Honestly, I wasn’t sure how long she would be out since she had already been in the cold for an hour. We went home and handed out candy then when the traffic slowed down we set the bowl of goodies on the porch and settled into the couch for a movie. Around 6:45pm we took note of the time and pondered how long she would make it. At about 7pm we discussed what time we would check in with her had she not reach out, deciding on 7:45pm in case they were enjoying themselves causing trouble in the neighborhood. Then at 7:15pm, we received a text message that made us crack up (see below).
When I pulled up to the curb the three musketeers were all sitting cross-legged on the sidewalk digging through their candy. As we pulled up to the first stop sign the boys chimed ‘Oh, I know where we are!” as Taylor shook her head. The quickly turned to me with curious eyes asking if I would still drive them home even though they now knew where they were. I swiftly replied ‘No’ and unintentionally startling them. After Tay and I quickly explained that I was joking the kids settled in telling stories of all the cool costumes they saw. After dropping her friends off, we headed home. When arrived with her giant bag of loot, she hauled it up the stairs and emptied on the floor. As she explored her goodies she inquired how many she could eat. My reply was simple and took her by surprise. ‘As many as you want. (Her eyes enlarged with excitement and a wide grin spread across her face) You are lactose sensitive and your belly will be the one suffering the consequences, not mine. (Her smile faded as she stoically looked down at the candy carefully calculating and weighing her options) ’ After a moment or two, Taylor looked up at me and asked quietly, ‘What if I eat five? How does that sound?’ I told her that sounds reasonable, but couldn’t make the decision for her. All in all, she settled on five sweets and a bag of mini pretzels.
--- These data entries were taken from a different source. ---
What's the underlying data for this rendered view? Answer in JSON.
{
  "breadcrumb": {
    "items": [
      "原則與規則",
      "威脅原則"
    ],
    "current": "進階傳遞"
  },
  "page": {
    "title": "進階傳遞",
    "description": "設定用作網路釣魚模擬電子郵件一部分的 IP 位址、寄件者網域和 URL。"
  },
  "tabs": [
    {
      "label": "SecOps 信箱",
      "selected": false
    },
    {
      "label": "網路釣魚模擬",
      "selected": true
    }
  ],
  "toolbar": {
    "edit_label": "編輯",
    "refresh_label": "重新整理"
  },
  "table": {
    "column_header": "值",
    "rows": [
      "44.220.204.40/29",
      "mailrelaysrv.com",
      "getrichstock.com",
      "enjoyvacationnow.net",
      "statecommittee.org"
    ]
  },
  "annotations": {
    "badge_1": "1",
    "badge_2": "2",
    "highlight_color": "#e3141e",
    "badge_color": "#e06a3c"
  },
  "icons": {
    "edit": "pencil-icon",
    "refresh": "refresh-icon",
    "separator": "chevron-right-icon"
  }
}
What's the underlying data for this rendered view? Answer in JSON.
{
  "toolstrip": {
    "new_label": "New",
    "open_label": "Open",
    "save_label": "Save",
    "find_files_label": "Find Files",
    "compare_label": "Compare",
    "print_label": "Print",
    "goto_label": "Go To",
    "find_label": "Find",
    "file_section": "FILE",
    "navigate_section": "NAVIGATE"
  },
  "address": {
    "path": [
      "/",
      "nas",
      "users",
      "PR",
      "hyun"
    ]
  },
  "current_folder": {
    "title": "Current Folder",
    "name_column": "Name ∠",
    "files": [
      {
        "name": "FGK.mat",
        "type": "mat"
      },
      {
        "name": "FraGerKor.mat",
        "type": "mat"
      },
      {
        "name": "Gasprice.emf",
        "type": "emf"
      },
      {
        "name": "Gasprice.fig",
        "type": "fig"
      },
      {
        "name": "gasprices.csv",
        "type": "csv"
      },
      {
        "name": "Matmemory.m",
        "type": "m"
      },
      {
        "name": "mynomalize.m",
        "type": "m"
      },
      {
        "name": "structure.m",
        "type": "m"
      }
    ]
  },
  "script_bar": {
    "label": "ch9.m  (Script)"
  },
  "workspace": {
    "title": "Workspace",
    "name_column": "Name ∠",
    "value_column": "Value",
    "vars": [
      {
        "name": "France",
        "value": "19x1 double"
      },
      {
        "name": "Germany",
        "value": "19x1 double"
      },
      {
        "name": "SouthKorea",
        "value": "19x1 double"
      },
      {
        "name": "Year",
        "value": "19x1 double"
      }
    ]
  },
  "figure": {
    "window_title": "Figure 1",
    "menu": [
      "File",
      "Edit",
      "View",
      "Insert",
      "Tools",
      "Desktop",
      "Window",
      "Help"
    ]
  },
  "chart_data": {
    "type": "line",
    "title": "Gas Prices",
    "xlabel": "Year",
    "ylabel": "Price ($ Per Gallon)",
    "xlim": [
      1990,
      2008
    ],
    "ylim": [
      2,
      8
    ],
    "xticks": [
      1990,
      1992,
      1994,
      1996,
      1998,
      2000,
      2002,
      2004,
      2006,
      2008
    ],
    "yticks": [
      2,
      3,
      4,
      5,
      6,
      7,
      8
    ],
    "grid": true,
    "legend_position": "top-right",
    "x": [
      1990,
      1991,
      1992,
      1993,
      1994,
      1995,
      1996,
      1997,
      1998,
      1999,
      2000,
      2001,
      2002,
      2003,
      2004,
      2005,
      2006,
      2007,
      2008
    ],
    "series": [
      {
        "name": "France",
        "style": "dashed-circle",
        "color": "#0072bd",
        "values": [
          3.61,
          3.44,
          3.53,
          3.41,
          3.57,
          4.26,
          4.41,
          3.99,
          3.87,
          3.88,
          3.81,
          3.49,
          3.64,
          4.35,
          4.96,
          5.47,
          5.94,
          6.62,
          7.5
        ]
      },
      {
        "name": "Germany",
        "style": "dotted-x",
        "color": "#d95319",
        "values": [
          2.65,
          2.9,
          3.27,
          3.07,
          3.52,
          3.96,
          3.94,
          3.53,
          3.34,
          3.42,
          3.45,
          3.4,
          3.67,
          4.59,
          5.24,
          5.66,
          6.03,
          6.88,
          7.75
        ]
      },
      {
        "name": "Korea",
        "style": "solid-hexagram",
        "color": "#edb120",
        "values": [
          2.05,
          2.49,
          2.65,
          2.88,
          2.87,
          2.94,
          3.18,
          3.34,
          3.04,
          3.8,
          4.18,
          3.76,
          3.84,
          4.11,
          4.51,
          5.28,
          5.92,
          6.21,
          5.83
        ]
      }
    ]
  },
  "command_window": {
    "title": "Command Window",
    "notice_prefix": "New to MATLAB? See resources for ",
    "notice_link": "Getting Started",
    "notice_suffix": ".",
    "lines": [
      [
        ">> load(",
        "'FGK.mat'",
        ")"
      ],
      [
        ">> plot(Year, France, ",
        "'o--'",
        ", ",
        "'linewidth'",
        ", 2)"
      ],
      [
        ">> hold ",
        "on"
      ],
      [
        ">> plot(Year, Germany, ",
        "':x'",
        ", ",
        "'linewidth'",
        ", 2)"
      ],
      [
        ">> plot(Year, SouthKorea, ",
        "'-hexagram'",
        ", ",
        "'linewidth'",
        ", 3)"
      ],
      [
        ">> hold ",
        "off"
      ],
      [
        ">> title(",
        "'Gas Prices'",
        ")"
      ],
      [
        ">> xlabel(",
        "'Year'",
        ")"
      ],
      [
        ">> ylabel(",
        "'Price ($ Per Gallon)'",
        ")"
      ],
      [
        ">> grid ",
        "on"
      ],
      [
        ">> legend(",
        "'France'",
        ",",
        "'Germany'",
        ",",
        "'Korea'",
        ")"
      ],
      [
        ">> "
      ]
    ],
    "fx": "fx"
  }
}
At the end of the night, I was filled with pride. I was proud of my husband and myself for stepping out of our comfort zone and allowing her to go off with her friends. I was proud of Taylor for her care and skill while carving her pumpkin and being confident enough to go out without us. I was proud of the decisions she made with her friends and for putting thought into how much candy to eat. I would like to note that I still would have been proud if she had decided to gorge herself on candy IF she had made the choice acknowledging the fact that she would physically feel terrible for that decision. I also felt proud that we have raised a wonderful little person who can be trusted to do things like this. I am still very pleased with how everything turned out if you haven’t noticed by this post.